Did you know that the Pilgrims banned Christmas?
Dec. 25 in the New World at the time of the Pilgrims was far from the joyous time some experience today.
Most of us like to think our Pilgrim forefathers were the original ideal Americans, getting along well with everyone and skillfully overcoming every event, every trial they faced.
A highly romanticized vision and not true at all.
Actually, scholars note, the Pilgrims were a rather cantankerous bunch. A group of believers who had little to no tolerance for those who held different opinions or ideas from their own.
The Mayflower Pilgrims in Massachusetts actually banned the celebrating of Christmas. Dec. 25, 1620 was a day spent at hard labor, falling trees and doing all that was needed “in order to avoid any frivolity on the day sometimes called Christmas.”
Governor William Bradford had to reprimand several colonists who took Christmas day off “to pitch ye barr and play at stoole ball and such like sports.”
Pilgrim leaders held to a strict interpretation of the Bible and nothing in the Scriptures said anything about having a good time at Christmas, so they strongly discouraged such.
In the spring of 1659, the legislature of Massachusetts Bay colony passed a law which made Christmas illegal.
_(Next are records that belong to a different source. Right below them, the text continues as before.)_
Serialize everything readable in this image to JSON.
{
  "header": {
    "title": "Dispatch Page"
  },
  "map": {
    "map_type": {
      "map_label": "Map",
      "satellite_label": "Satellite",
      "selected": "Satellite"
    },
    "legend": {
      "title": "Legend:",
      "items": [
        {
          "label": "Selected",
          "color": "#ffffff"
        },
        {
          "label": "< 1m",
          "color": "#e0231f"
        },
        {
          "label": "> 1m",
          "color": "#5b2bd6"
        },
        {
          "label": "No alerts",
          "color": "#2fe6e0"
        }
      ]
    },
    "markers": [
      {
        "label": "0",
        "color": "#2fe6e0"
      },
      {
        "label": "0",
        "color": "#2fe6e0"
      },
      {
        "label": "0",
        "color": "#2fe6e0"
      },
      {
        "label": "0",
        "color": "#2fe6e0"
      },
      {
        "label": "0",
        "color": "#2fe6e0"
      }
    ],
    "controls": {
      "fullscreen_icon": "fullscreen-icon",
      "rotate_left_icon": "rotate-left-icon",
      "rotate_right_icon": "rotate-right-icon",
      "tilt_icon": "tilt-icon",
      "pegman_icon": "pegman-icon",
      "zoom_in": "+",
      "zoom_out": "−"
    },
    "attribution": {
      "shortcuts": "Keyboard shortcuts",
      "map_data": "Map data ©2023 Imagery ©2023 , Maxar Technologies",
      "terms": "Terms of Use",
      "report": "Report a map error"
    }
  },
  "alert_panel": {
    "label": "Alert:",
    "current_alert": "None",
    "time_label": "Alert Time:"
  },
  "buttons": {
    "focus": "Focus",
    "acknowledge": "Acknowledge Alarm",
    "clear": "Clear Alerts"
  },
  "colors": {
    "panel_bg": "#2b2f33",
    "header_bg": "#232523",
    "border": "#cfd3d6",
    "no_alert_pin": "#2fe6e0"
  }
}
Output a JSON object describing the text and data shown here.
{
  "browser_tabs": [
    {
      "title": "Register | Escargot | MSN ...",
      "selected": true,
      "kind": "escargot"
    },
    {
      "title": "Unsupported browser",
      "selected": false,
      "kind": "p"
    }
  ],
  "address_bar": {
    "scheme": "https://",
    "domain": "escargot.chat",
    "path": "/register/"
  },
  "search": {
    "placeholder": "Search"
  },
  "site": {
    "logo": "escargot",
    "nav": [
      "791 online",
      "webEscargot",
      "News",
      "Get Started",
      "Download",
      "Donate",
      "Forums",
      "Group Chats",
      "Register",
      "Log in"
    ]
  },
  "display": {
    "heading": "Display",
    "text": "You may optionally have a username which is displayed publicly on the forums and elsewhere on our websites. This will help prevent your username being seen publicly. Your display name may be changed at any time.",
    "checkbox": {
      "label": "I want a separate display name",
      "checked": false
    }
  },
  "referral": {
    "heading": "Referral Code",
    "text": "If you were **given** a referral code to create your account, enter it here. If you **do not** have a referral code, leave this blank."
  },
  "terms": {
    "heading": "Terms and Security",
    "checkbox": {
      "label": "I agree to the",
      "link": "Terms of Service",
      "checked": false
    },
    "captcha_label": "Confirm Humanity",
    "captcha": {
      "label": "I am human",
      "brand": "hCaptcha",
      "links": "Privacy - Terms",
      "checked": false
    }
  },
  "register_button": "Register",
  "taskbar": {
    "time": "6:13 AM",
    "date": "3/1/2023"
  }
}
The law stated: “Whosoever shall be found observing any such day as Christmas…shall pay for every offense five shillings” (about five cents American today).
However, this was not the widespread practice in all the other colonies. Some began their holiday celebrations well before hand and continued on until January 6, which is Epiphany on the Eastern Orthodox Catholic calendar.
Others in the colonies of Virginia, and Dutch New Amsterdam (New York), felt there should be equal parts of religion and revelry during this time.
To the fervently Protestant Pilgrims, Christmas was a promotion of the Roman Catholic Church, and believed to be nothing more than “a popish frivolity” at its best and the “dreadful work of Satan in their midst,” at its worst. Almost any holiday that had a connection to the Roman Catholic Church was intolerable to the Pilgrims, because it was looked upon as being the work of the devil.
Even the color green was outlawed in early Massachusetts because of its association with pagan festivals of earlier times.
Pilgrim preachers went so far as to denounce holly and ivy as “seditious badges” which are always the unmistakable evidence of the devil at work.
Soon the too-stern prohibitions proved to be extremely unpopular in the Massachusetts colony and caused wide-spread discontent. Lawmakers were forced to issue a proclamation every year reminding the people of the ban of having a good time on Christmas.
It was not until 1681 that Christmas celebrations were finally allowed without dire consequences.
However, the people were not really free from the old laws until 1856. Up until then, children in Massachusetts were required to attend school on Christmas Day, no matter what day of the week that fell on.
After 1856, the law was changed and the observance of Christmas was allowed to be a spirited and happy holiday for young and old.
(adapted from a story by Peggy Robbins, American History Illustrated, 1982)